Moving to Seattle from Cambridge, MA...where should I live?
I'll be moving to Seattle for a year, maybe two, and I will be working at the Hutch. I was joking with a friend about moving to the center of mass of Eater's "where to eat now" map, adjusting for the coffee and drinking maps, but now I'm thinking seriously that I SHOULD be prioritizing the food options when I choose a neighborhood. So, I'm turning to the experts.
Is there a nice neighborhood, preferably directly bus-able to the Hutch, that has very good coffeeshops (I realize those are mostly everywhere, but still, I want to be sure), cheap but quality grocery stores, and that is conveniently located to a good amount of chowhound adored restaurants, the kind that I'd want to go to often, with good beer for after work? I get the feeling that Capitol Hill may be sort of what I want, but perhaps I could do better with everyday food like groceries (as well as housing) being cheaper.
I'm in my mid-twenties, just finished grad school, not single but will be living alone and don't know many people there, and want to make the most of my fairly limited time in Seattle (before I probably move back to Portland...sorry...I want to love both places!).
Eastlake up the street from The Hutch has a few great restaurants and some great patios for Seattle Summer Sunset dinings. Eastlake has Voxx which serves Oregon's Stumptown Coffee
Eastlake also has some stellar options for eating like Little Water Cantina, Ravish, Blind Pig Bistro, Serafina, and Hiroshi's and Sushi Kappo Tamura.
Cap Hill is another bet and will be more livelier with more bars, coffee shops, and restaurants in walking distance. I'm sure you can find an apt available near Melrose Market.
+1 on all shaolin said, but would also suggest looking on Queen Ann Hill, a quick 10 minutes from SLU neighborhood - where Hutch is - and a bit removed from the increasing density of that area - a little more laid back. As close to Downtown as SLU, but closer to Belltown, and just - well different. So Eastlake, Capitol Hill (which is actually several neighborhoods; Broadway, Pike/pine, 15th Ave area, N capitol hill, and more), actually moving to SLU, which is a neighborhood to live in, but looks more like to work in so far (very NEW), and Queen Ann, which consists of Upper and Lower QA). I bet that is alot to chew on right there!

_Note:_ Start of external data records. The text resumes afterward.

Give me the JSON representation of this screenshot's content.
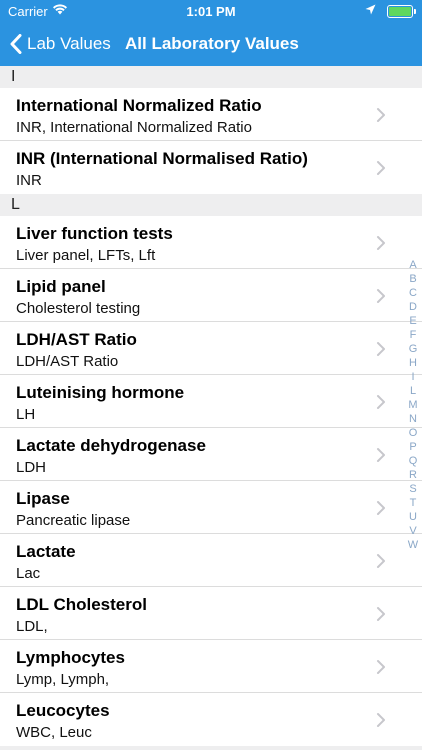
{
  "status_bar": {
    "carrier": "Carrier",
    "time": "1:01 PM",
    "battery_color": "#60d760"
  },
  "nav": {
    "back_label": "Lab Values",
    "title": "All Laboratory Values",
    "bar_color": "#2b93e0"
  },
  "sections": [
    {
      "header": "I",
      "rows": [
        {
          "title": "International Normalized Ratio",
          "subtitle": "INR, International Normalized Ratio"
        },
        {
          "title": "INR (International Normalised Ratio)",
          "subtitle": "INR"
        }
      ]
    },
    {
      "header": "L",
      "rows": [
        {
          "title": "Liver function tests",
          "subtitle": "Liver panel, LFTs, Lft"
        },
        {
          "title": "Lipid panel",
          "subtitle": "Cholesterol testing"
        },
        {
          "title": "LDH/AST Ratio",
          "subtitle": "LDH/AST Ratio"
        },
        {
          "title": "Luteinising hormone",
          "subtitle": "LH"
        },
        {
          "title": "Lactate dehydrogenase",
          "subtitle": "LDH"
        },
        {
          "title": "Lipase",
          "subtitle": "Pancreatic lipase"
        },
        {
          "title": "Lactate",
          "subtitle": "Lac"
        },
        {
          "title": "LDL Cholesterol",
          "subtitle": "LDL,"
        },
        {
          "title": "Lymphocytes",
          "subtitle": "Lymp, Lymph,"
        },
        {
          "title": "Leucocytes",
          "subtitle": "WBC, Leuc"
        }
      ]
    }
  ],
  "index_letters": [
    "A",
    "B",
    "C",
    "D",
    "E",
    "F",
    "G",
    "H",
    "I",
    "L",
    "M",
    "N",
    "O",
    "P",
    "Q",
    "R",
    "S",
    "T",
    "U",
    "V",
    "W"
  ]
}
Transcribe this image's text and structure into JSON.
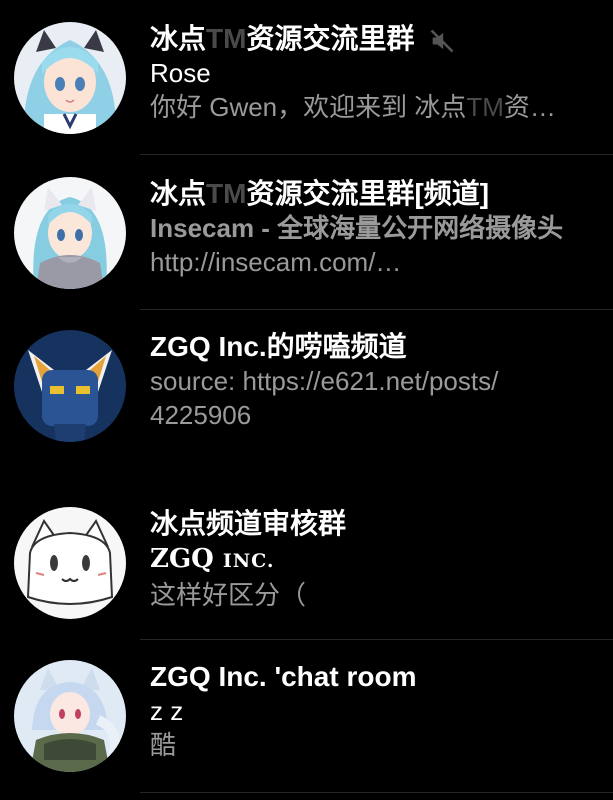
{
  "chats": [
    {
      "title_a": "冰点",
      "title_tm": "TM",
      "title_b": "资源交流里群",
      "muted": true,
      "line1": "Rose",
      "line2_a": "你好 Gwen，欢迎来到 冰点",
      "line2_tm": "TM",
      "line2_b": "资…"
    },
    {
      "title_a": "冰点",
      "title_tm": "TM",
      "title_b": "资源交流里群[频道]",
      "line1": "Insecam - 全球海量公开网络摄像头",
      "line2": "http://insecam.com/…"
    },
    {
      "title": "ZGQ Inc.的唠嗑频道",
      "line1": "source: https://e621.net/posts/",
      "line2": "4225906"
    },
    {
      "title": "冰点频道审核群",
      "line1_a": "ZGQ ",
      "line1_b": "INC.",
      "line2": "这样好区分（"
    },
    {
      "title": "ZGQ Inc. 'chat room",
      "line1": "z z",
      "line2": "酷"
    }
  ],
  "icons": {
    "mute": "speaker-muted-icon"
  },
  "colors": {
    "background": "#000000",
    "title": "#ffffff",
    "secondary": "#9a9a9a",
    "tm": "#4a4a4a",
    "divider": "#262626"
  }
}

The Cascade / South Lake Union neighborhood is on fire, the fruit of long intention, and has it all.
Urban transit of the first order brings you all of it.
I'd do Capitol Hill. It has the best concentration of food and coffee. It's a great 'hood for people in their 20s (and other ages, but it seems like a law in Seattle that we all live on CH in our 20s. Then we want to buy and have to move off the Hill). Plus it would be easy to get to the Hutch.
Nothing against Eastlake but is there even a grocery store there? South Lake Union is another possiblity, and you could walk to work, but I think Whole Foods might be your only grocery option, and I bet that isn't as cheap as you want. SLU is also kind of a funny place--it's a very new "neighborhood"--lots of new condos is what was a light industrial area. And for all the new people that live there and the new restaurants and bars, it can feel really dead at night. It's not lively like CH at all.
I would agree with Ballard but I think you're looking at a bus transfer to get you to work--I don't think there's a direct. Ballard is hard w/o a car IMO--it's geographically a big neighborhood.
Don't base your living decisions in a city like Seattle based on foodie fads. If you want fairly direct bus routes to Hutch, start with that, and then investigate the character and prices of Seattle's distinctive neighborhoods to discover the "vibe" you love. Once you pick your nest, you'll enjoy going to other neighborhoods for food expeditions.
Capitol Hill seems to me like a best bet, based on the criteria you've set forth, and also your age and circumstances. There are regular grocery stores and a wide range of rental pricing, as well as the vibrant nightlife and restaurant scene along Broadway. But there are lots of other possibilities along or near express bus lines, in the north end, and elsewhere.
Come to Seattle and look around on your own before forming too much of a geographical game plan, some neighborhood will feel "just right" if you explore. When I first planted my flag here, over 30 years ago, it was in a one bedroom apartment on Phinney Ridge, right across from the zoo. Fond memories remain of those days.....